Could you see yourself marrying Einstein IRL?
I noticed Albert Einstein is like a light. You can really feel when the light is shining on you, but you can really feel it when the light’s taken away. I don’t know if I can marry that. You can have some fun with that, but marrying? I don’t know.
If you could have lunch with one woman you consider a genius, who would that be?
Mileva Marić. One of the things I love knowing about Mileva is she scored higher than Albert Einstein at their first exams at university. Before she got with him, before she fell pregnant, before she dropped out of university, she was on a stretch to have more of a glittering mind than he did. I’d love to sit down with her and ask her about a lot of stuff.
What’s the first thing you’d ask her?
I’d ask her about courage and bravery. During the time she was alive, women didn’t rise through the ranks of education, especially in Serbia, where it wasn’t really done. The pressure to be the wife and the mother and sit within the female role was so strong. She had a wonderful father who championed her but it took guts.
The show brings up a lot of themes, like the idea that science can be sexy. What do you hope audiences take away from the show?
It’s inspirational. It’s the idea that people want minds like Albert Einstein. He started as a little boy who could barely speak and people thought he was just this kind of annoying, contrarian voice. It gives hope to the curious minds and it gives hope to the idea that one can be a free thinker. One can not take no for an answer and one can think outside the box and that can be okay. If anything, taking away that trying to be a free thinker and questioning things is always a good thing.

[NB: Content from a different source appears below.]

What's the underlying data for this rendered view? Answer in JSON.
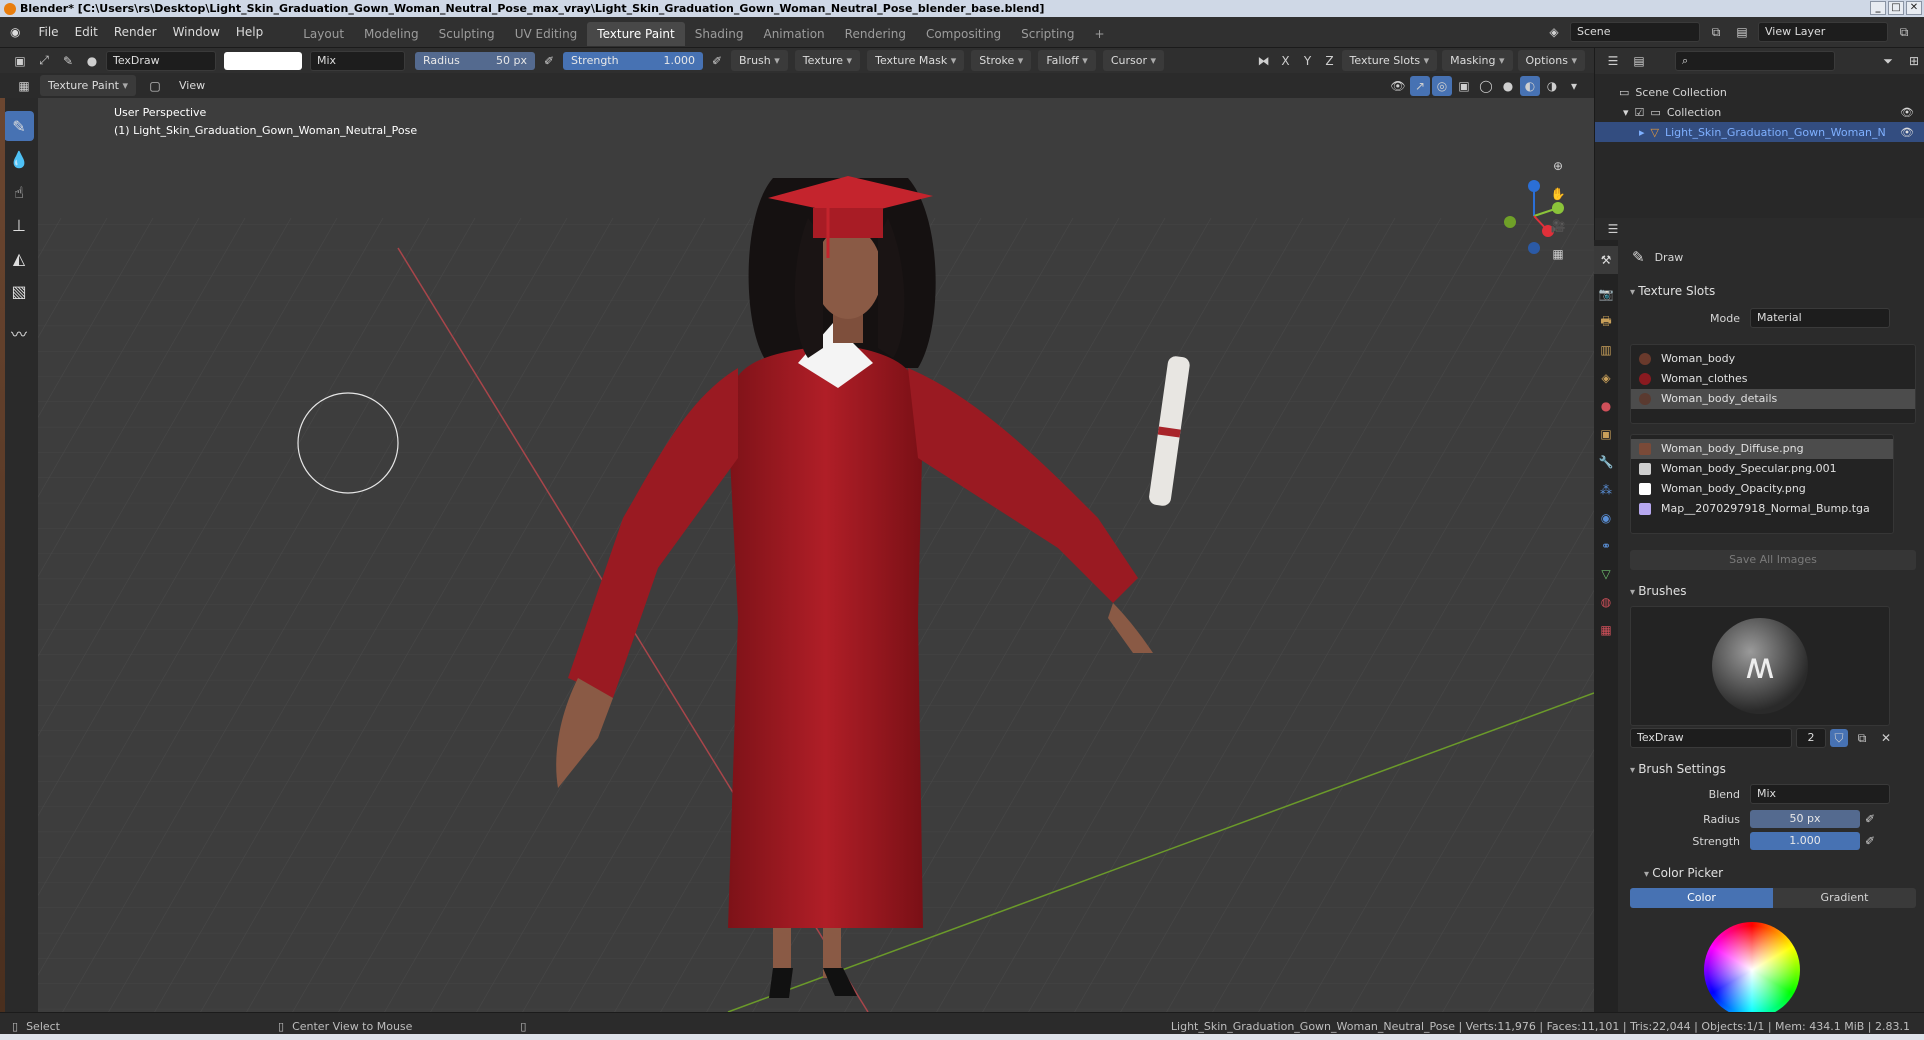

Genius premieres April 25 at 9/8c on National Geographic. National Geographic is on National Free Preview until May 15.